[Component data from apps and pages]
== Segment start ==

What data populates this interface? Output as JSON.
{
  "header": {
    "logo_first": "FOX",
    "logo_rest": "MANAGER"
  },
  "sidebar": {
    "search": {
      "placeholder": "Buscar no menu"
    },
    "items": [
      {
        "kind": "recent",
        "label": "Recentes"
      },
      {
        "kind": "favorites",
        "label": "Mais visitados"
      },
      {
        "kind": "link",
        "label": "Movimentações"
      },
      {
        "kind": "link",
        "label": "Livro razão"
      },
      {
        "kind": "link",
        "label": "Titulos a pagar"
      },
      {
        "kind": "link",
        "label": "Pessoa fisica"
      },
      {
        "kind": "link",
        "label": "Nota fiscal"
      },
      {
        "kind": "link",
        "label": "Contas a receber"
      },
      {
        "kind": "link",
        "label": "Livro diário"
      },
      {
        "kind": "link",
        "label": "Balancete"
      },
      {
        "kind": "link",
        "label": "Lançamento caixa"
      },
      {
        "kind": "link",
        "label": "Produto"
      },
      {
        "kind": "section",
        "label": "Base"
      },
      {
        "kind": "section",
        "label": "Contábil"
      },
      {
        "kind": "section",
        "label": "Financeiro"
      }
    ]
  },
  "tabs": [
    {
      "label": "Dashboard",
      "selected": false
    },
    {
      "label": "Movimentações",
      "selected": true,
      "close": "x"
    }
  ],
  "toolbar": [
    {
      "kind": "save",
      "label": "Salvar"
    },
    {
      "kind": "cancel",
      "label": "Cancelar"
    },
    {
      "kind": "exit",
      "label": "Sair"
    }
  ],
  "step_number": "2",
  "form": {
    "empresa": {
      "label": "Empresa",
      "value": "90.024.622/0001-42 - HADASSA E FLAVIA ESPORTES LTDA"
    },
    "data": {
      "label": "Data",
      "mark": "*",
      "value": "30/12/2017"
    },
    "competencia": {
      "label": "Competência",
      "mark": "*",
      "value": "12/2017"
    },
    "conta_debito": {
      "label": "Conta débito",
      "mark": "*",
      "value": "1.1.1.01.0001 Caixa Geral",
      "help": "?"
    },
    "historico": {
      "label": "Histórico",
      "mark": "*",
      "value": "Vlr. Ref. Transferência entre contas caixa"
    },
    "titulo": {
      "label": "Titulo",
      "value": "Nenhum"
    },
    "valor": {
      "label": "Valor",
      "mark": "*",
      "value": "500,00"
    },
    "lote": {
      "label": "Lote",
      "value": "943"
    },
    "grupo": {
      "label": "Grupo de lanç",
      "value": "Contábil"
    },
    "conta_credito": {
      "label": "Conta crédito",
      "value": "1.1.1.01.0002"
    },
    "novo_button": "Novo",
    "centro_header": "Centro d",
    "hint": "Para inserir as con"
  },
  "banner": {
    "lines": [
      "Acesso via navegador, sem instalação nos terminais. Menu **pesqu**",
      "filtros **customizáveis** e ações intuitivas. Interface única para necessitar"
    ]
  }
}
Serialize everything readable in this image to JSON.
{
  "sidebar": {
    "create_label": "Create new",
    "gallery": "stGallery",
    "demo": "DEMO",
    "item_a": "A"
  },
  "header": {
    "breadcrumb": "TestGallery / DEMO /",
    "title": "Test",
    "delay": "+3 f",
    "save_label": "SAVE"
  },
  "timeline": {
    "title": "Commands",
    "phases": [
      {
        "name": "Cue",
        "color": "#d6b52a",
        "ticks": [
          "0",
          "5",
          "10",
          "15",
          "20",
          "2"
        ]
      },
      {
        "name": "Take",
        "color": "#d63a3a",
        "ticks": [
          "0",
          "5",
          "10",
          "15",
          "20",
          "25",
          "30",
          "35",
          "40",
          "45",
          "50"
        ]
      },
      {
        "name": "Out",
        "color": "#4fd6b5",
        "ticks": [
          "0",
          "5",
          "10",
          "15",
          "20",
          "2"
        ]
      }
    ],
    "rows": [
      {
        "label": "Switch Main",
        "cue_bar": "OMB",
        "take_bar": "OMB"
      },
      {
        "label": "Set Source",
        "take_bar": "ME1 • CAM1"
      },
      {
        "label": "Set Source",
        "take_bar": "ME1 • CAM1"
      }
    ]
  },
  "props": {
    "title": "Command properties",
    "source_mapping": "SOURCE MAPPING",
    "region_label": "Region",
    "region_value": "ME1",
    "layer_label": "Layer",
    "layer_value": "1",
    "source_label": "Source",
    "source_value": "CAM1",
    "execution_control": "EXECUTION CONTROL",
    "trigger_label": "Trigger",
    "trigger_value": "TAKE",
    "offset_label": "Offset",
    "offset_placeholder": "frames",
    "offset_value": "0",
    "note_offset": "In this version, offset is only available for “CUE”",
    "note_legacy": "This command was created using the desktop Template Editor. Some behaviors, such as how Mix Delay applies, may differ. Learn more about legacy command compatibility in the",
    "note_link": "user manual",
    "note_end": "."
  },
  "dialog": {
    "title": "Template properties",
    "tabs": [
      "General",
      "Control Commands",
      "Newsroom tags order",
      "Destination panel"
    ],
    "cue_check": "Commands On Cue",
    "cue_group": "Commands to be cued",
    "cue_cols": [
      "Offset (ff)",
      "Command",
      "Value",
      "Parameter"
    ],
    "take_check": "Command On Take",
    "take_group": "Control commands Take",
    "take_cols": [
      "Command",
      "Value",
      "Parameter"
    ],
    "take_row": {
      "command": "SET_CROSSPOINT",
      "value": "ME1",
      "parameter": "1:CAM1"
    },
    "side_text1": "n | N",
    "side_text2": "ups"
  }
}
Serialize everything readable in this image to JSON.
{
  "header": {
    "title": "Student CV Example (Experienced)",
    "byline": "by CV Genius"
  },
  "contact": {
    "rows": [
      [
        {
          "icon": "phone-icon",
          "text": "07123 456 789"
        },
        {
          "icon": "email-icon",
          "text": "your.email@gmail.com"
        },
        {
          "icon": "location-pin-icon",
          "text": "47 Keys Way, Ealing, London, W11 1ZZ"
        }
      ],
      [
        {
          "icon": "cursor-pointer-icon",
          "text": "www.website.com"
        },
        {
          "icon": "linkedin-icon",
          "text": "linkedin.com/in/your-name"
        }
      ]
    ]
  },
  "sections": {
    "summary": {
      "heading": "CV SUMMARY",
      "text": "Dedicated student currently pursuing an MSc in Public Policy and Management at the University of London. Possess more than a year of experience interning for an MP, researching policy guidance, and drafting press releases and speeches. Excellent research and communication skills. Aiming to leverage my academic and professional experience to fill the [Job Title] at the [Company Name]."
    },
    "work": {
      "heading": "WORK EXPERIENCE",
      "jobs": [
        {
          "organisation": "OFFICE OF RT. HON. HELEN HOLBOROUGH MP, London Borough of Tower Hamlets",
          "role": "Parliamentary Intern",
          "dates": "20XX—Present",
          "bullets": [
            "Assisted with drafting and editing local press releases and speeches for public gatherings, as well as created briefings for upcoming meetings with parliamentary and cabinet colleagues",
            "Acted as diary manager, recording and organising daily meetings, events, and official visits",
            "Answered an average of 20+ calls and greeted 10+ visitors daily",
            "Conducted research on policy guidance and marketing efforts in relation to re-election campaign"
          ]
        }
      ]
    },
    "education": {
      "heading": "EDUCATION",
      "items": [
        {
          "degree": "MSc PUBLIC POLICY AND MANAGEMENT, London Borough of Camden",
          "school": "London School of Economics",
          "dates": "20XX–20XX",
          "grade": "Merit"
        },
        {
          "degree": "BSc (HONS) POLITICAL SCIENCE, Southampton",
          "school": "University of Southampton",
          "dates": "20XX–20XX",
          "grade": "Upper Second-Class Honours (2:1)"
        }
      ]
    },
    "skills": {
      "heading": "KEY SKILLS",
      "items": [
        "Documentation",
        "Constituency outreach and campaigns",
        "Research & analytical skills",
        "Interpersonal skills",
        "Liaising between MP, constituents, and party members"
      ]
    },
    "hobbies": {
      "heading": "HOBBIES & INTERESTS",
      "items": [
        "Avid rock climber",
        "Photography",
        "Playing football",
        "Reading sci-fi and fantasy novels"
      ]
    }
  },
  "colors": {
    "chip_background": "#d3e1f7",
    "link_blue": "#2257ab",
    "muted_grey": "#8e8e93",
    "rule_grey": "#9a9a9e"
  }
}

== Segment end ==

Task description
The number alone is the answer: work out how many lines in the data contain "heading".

Solution to the problem
5